• Work instruction: Your result should be every line of the records below that contains the word "JSON".

• Data:
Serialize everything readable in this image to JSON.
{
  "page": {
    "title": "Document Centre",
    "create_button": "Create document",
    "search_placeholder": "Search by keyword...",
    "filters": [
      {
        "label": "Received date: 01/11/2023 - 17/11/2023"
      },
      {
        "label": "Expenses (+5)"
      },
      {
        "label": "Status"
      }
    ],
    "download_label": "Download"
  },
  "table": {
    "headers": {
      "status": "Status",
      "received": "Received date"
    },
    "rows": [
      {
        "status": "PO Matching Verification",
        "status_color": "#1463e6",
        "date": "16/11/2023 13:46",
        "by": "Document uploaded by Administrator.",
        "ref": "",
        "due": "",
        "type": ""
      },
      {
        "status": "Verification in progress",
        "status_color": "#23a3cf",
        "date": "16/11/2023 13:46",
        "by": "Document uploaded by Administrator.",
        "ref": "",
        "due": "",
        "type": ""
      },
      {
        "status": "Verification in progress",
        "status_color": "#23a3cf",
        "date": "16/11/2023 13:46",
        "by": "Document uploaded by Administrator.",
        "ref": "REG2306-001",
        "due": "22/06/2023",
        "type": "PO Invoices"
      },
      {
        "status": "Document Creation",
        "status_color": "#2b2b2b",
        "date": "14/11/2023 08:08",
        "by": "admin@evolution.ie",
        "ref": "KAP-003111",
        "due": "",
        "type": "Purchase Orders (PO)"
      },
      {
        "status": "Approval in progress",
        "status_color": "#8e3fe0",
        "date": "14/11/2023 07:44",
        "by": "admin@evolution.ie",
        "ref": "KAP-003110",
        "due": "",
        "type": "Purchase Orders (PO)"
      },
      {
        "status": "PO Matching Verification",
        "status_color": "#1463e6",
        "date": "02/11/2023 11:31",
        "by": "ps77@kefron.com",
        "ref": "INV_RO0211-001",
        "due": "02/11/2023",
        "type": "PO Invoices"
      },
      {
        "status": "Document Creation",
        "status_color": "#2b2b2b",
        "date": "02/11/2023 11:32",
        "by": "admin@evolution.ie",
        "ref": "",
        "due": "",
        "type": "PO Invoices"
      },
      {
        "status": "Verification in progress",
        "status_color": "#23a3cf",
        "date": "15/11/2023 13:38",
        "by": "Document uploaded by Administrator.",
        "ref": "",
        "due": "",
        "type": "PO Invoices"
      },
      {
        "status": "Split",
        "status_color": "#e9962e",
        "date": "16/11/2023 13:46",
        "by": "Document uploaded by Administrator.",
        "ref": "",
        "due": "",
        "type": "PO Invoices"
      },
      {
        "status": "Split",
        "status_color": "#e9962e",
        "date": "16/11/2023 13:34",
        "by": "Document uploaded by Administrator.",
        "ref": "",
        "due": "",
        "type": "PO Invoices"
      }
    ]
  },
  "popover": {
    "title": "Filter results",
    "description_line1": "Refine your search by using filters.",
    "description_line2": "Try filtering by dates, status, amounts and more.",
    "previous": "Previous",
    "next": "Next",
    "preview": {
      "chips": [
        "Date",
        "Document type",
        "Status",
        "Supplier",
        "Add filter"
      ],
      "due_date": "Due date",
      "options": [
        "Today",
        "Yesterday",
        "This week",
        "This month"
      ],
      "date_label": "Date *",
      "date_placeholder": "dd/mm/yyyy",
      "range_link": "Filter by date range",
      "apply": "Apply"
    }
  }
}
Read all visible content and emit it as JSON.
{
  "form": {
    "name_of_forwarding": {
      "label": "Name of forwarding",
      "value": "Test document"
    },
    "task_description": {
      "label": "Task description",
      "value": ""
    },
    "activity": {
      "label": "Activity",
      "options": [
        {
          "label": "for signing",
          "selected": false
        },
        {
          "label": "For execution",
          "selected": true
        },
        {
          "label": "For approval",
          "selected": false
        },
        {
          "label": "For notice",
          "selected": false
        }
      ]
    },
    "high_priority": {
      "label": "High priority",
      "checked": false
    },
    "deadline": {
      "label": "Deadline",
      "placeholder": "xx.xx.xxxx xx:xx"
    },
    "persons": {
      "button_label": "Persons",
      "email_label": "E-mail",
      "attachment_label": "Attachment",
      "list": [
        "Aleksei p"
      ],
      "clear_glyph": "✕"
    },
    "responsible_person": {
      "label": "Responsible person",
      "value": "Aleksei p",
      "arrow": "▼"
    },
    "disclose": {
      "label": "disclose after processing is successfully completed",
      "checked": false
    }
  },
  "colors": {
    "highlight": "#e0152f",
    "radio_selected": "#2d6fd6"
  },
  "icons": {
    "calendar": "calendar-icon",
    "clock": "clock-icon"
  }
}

• Response box:
Serialize everything readable in this image to JSON.
Read all visible content and emit it as JSON.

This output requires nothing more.